• What you need to do:
The required result is every line of the records that includes "this".

• Recorded data:
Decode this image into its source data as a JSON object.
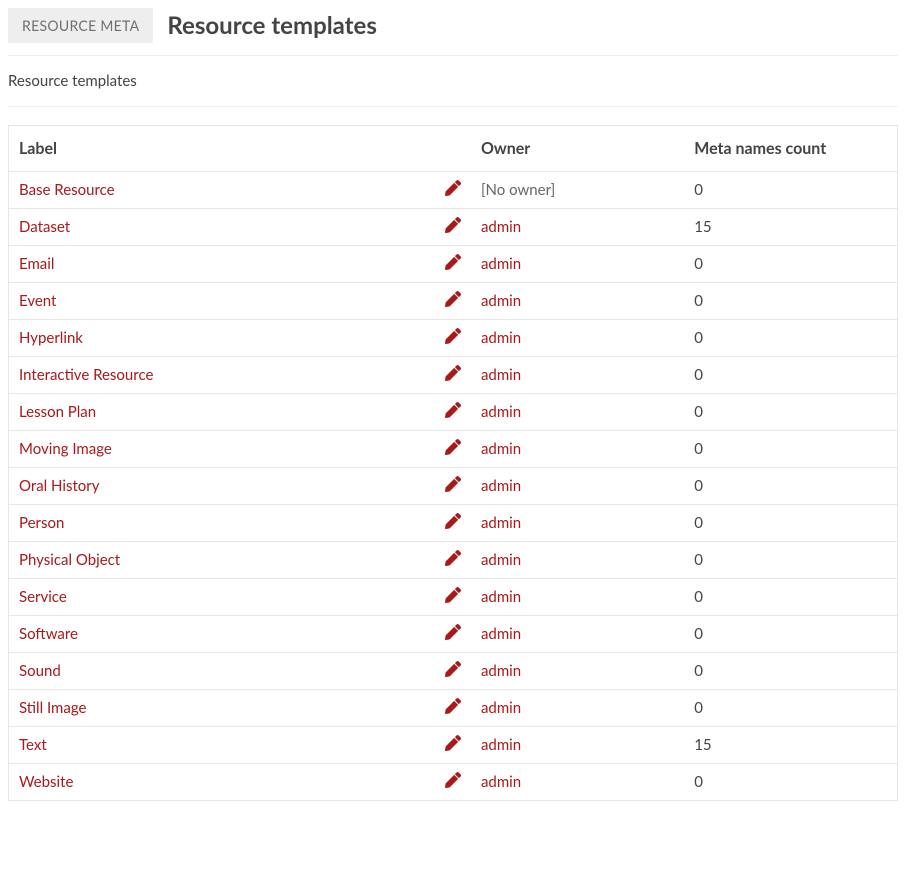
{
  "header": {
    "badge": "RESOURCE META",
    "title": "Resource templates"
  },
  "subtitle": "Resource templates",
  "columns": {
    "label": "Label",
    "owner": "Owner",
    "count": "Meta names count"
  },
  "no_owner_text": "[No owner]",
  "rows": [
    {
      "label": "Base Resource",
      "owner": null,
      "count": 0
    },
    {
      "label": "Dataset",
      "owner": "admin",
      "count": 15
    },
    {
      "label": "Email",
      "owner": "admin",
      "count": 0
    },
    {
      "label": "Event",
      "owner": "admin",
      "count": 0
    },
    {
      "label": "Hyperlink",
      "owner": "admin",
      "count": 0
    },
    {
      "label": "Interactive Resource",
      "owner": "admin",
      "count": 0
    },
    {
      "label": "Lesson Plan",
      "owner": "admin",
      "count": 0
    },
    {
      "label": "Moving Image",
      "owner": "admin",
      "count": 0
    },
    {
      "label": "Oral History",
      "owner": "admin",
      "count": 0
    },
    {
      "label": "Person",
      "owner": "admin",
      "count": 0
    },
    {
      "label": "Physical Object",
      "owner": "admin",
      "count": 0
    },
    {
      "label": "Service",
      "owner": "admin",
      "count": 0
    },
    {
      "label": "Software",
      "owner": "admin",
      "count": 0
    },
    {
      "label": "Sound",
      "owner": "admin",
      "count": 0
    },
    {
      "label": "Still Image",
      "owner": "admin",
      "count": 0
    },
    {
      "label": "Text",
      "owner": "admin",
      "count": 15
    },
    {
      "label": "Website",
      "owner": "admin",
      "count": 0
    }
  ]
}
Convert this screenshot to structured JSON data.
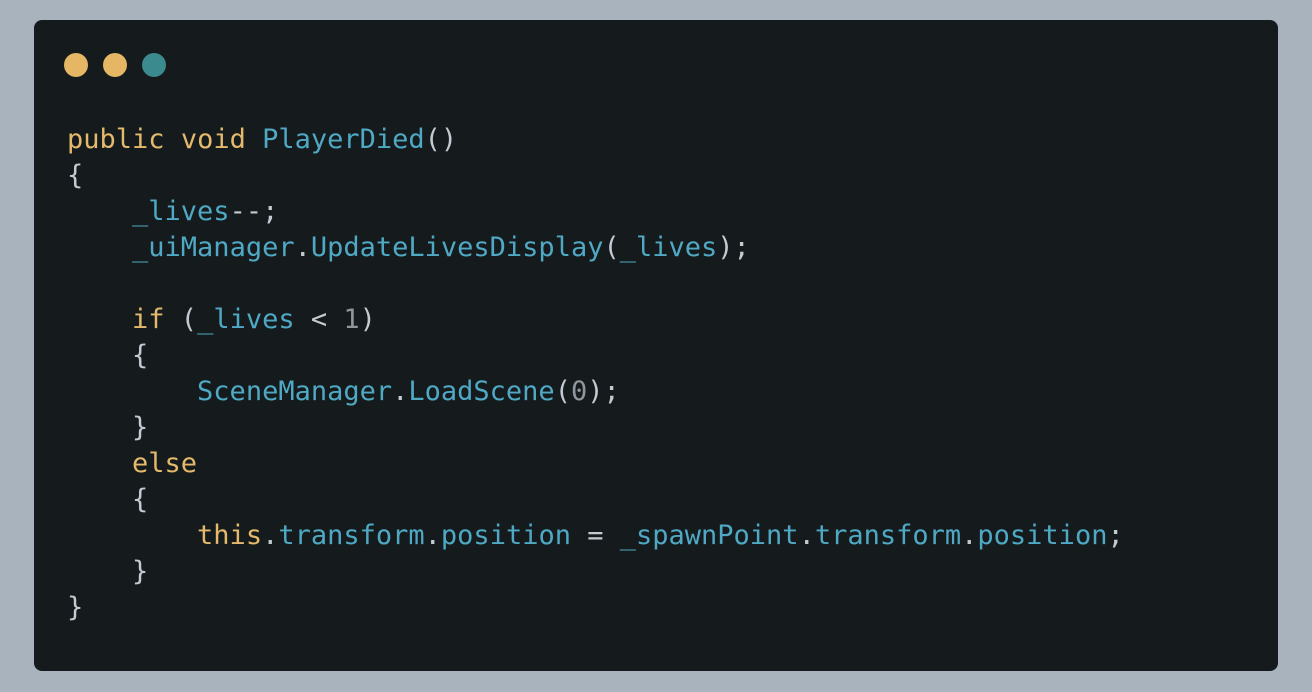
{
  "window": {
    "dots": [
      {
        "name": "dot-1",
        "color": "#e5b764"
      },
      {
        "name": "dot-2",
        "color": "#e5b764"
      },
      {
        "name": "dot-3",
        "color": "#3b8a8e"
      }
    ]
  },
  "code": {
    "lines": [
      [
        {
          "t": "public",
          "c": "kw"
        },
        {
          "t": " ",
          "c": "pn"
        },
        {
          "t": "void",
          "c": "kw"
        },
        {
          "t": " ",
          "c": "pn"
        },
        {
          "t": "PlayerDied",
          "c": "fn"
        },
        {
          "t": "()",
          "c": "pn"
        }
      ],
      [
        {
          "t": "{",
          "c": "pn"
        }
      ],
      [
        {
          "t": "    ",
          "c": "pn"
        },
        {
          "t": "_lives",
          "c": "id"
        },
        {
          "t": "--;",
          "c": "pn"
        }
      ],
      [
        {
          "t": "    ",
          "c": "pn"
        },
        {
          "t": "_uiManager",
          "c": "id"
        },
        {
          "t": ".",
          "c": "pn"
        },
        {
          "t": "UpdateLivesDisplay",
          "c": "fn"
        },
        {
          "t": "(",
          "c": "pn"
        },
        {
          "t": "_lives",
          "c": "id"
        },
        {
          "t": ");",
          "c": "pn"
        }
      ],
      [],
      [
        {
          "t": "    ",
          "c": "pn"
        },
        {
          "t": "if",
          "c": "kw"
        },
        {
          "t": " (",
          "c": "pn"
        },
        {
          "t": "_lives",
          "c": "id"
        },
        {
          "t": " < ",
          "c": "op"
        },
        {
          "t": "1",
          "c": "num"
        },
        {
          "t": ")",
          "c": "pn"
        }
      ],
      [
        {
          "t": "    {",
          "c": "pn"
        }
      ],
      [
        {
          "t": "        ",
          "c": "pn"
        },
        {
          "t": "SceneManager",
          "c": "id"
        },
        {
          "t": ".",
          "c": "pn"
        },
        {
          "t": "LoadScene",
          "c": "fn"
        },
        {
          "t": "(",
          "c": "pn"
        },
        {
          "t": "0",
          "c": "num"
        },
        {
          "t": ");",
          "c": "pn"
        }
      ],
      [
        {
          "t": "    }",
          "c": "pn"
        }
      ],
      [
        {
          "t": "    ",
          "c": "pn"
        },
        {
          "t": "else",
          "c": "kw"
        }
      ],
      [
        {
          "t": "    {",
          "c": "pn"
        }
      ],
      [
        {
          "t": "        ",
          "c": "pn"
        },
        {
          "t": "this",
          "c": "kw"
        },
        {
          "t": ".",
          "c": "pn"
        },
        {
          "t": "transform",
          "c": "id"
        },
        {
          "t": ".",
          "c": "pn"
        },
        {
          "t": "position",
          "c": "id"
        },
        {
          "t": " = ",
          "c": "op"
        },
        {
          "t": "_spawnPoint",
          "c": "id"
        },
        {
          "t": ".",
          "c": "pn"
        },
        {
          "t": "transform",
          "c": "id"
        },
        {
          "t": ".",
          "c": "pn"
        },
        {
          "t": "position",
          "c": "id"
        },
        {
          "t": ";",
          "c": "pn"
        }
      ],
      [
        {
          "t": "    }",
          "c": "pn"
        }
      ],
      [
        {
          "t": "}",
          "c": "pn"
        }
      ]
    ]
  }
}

• Solution below:
Decode this image into its source data as a JSON object.
Convert this screenshot to structured JSON data.
          "t": "this",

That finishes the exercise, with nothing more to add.